Then the party briefly stopped at Leepuram beach to take a closer look at the black sand concentrate in the beach. Maria was making comments about the vast plain land extending from the foot of the eastern slopes of the Western Ghats toward east and to the sea, and wondered if the sea waves had once crashed against the foot of the hills.

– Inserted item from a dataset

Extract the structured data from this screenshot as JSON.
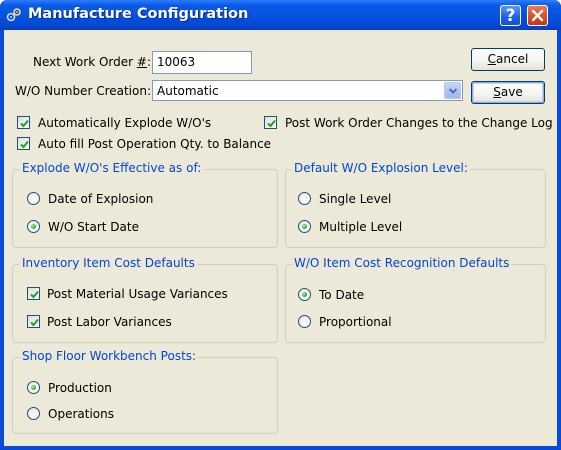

Another distinct and fresh recollection is about the water shower of the bathroom in the Courtallum guesthouse instantly going dry. I was only half way through the bath, and in fact laced with soap lather. So were others. Maria, our Soviet math-geologist had her own room in the guest house while the rest of us shared a common room. She too had the shower going instantly waterless, but never made any fuss about it. The ‘boys’ in the team had a bath in the Five falls (Ayyaruvi) at Courtallam, before we packed off to Campus on the nest day. In fact, when Maria went back to Soviet Union for good she left behind in my mind a fire to do a PhD in Math. Geology.